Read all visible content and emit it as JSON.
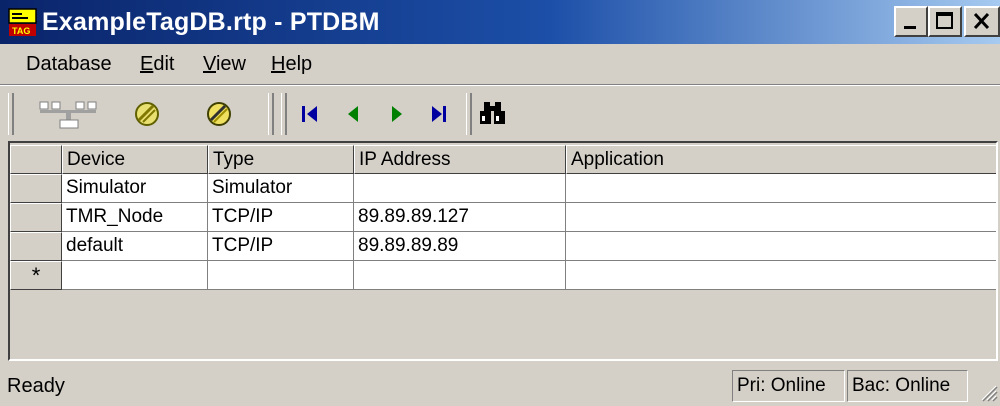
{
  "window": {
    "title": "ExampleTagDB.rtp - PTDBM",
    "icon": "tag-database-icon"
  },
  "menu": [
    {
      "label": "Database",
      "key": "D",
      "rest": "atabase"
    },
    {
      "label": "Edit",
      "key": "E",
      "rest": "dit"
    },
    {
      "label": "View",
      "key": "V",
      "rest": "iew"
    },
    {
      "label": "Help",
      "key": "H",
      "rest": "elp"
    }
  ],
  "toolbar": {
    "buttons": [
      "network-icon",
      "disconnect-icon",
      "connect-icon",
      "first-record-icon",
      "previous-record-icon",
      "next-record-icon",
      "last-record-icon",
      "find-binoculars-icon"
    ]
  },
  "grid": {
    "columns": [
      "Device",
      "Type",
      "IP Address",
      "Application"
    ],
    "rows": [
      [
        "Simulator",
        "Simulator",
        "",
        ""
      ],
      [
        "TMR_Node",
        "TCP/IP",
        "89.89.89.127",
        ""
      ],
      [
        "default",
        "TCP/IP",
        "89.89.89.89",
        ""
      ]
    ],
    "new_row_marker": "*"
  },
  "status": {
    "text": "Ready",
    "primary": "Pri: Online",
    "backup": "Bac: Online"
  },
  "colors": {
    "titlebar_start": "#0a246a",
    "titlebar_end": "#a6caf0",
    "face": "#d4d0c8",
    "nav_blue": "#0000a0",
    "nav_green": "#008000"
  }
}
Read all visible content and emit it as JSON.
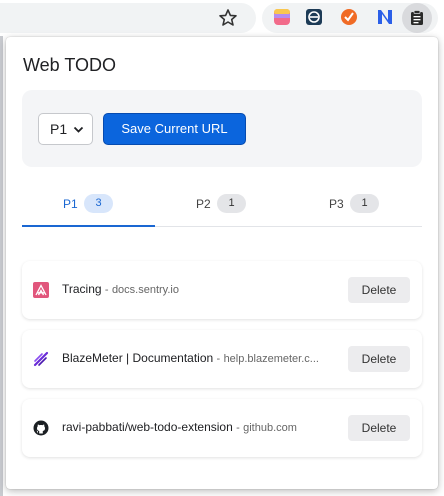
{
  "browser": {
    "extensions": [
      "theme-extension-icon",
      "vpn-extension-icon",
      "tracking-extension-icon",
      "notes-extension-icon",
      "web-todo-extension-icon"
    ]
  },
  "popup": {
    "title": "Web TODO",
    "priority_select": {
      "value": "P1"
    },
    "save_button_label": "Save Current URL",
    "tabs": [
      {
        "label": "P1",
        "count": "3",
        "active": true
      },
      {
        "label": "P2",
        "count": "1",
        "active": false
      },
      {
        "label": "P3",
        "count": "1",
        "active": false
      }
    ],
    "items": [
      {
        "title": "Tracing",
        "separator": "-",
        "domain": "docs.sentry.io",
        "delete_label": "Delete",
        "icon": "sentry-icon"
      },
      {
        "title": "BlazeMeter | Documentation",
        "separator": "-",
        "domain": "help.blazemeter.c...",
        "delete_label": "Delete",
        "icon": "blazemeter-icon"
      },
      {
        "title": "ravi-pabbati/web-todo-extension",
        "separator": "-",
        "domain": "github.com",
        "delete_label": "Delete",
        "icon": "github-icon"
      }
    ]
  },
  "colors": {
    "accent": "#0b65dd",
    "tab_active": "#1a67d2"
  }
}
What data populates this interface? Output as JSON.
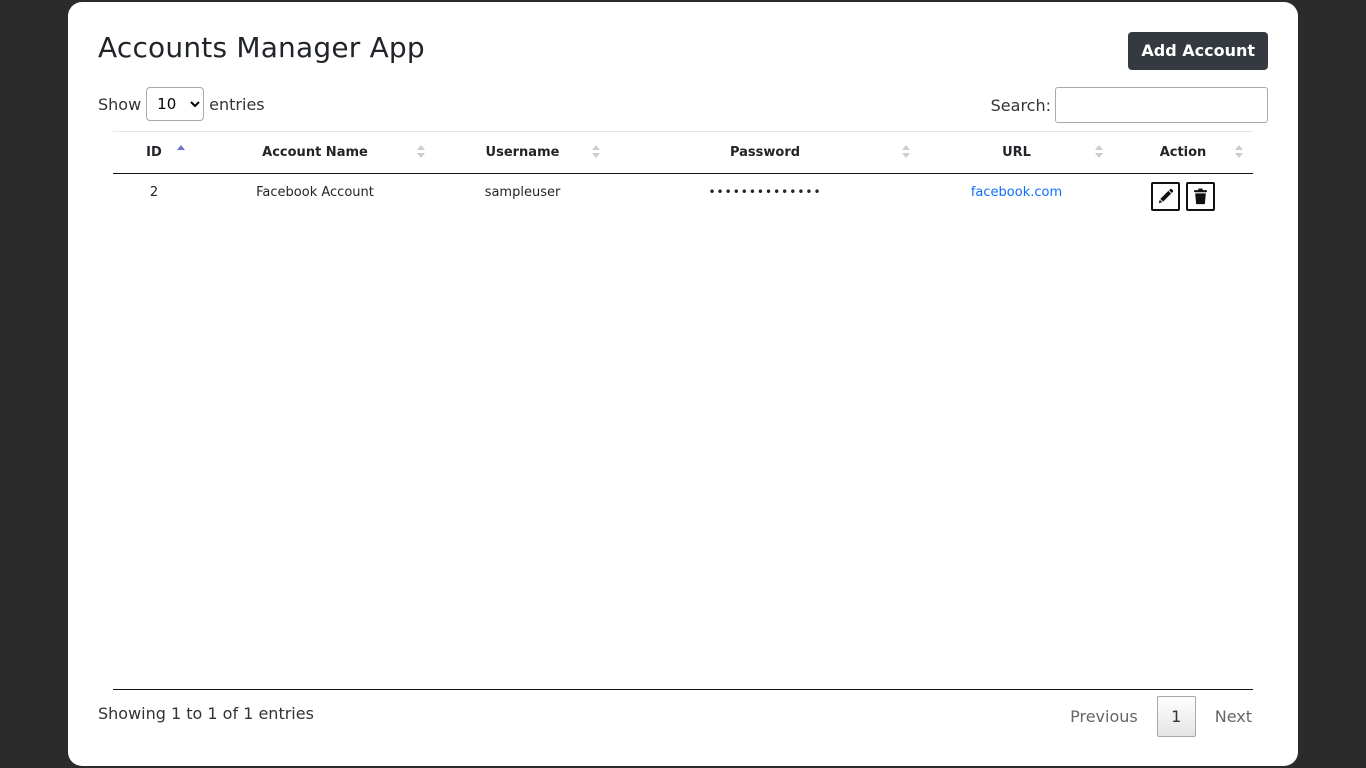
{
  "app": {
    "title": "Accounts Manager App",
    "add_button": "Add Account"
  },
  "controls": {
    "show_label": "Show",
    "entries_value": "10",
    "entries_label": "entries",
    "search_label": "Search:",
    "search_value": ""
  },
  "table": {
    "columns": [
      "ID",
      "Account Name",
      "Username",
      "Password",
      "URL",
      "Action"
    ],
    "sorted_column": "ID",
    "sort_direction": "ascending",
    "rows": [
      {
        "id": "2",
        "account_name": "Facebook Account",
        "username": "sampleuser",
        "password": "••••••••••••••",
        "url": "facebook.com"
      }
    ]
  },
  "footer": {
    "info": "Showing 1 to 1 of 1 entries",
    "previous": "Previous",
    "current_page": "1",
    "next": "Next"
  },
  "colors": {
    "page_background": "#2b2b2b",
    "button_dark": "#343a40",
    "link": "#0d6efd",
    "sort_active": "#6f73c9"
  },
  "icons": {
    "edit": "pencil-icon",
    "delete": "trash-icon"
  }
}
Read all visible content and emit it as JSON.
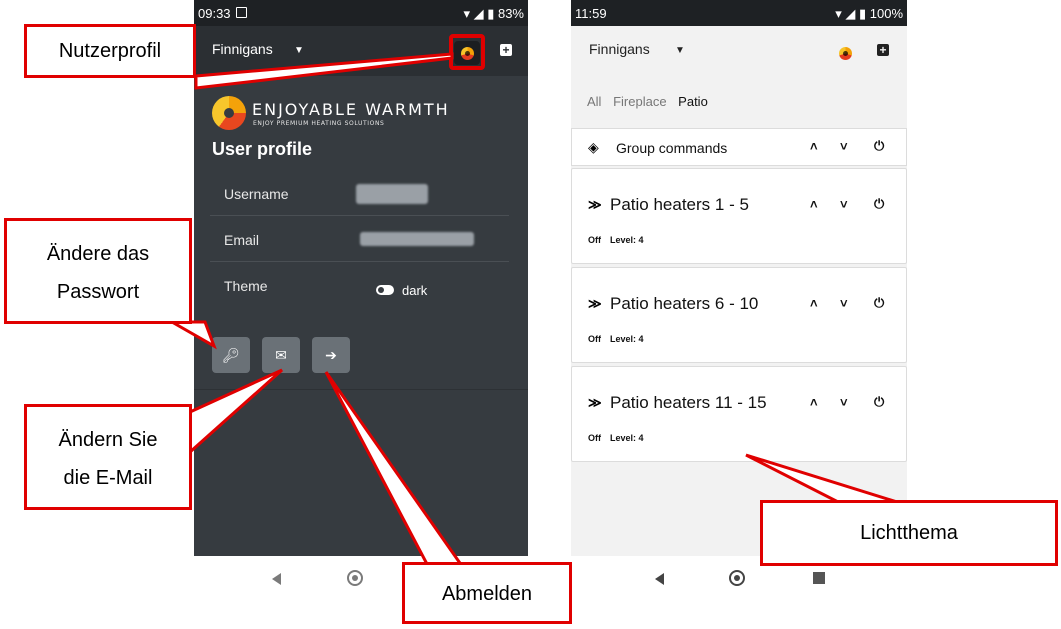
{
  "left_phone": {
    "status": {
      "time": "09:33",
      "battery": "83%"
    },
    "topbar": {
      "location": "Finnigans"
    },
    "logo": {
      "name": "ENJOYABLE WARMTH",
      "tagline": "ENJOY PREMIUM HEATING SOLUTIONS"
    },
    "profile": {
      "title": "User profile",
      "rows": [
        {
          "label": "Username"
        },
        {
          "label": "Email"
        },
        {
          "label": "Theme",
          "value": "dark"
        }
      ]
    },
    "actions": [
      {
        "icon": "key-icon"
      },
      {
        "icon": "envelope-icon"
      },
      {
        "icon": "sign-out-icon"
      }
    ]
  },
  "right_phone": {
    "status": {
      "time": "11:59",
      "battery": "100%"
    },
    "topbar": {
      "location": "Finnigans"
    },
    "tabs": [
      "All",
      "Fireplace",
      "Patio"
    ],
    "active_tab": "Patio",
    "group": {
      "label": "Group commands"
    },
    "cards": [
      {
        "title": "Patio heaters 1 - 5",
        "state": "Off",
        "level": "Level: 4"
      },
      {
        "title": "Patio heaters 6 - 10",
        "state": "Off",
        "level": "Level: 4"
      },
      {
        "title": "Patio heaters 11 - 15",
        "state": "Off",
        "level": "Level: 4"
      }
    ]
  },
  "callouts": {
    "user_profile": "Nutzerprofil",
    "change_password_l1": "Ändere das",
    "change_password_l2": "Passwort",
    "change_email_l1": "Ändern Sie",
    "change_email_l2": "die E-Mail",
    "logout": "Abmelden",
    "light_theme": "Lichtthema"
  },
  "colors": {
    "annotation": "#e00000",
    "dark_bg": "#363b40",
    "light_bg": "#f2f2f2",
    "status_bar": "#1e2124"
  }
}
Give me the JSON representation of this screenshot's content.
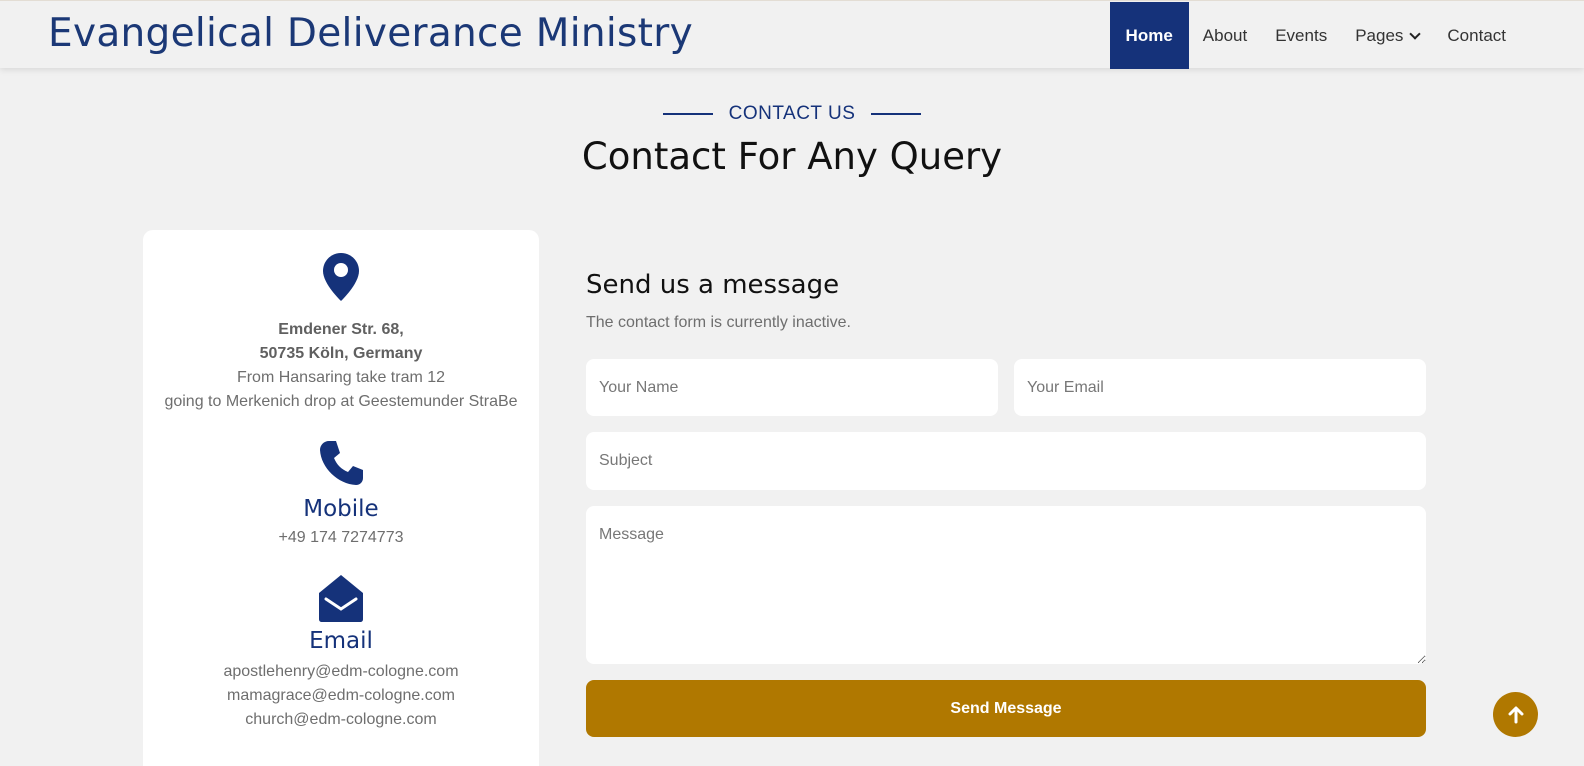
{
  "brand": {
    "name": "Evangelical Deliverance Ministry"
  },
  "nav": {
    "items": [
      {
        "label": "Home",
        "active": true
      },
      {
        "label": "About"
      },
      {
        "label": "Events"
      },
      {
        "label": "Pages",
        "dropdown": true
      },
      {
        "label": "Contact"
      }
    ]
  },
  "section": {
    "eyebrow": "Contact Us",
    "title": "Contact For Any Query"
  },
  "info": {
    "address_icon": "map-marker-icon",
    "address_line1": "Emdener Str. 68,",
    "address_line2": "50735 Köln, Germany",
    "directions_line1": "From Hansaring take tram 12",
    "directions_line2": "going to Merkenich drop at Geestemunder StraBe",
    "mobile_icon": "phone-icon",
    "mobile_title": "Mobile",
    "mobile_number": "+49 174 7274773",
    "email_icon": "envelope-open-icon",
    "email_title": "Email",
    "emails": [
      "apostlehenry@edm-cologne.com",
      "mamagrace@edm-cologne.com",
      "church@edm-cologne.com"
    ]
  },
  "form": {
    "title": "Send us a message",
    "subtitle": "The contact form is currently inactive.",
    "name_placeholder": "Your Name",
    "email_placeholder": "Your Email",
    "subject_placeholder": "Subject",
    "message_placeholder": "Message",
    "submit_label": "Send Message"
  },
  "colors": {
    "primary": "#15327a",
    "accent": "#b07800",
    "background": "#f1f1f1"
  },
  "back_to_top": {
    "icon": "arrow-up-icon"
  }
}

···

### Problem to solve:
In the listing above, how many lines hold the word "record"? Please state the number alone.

### Output for this task:
4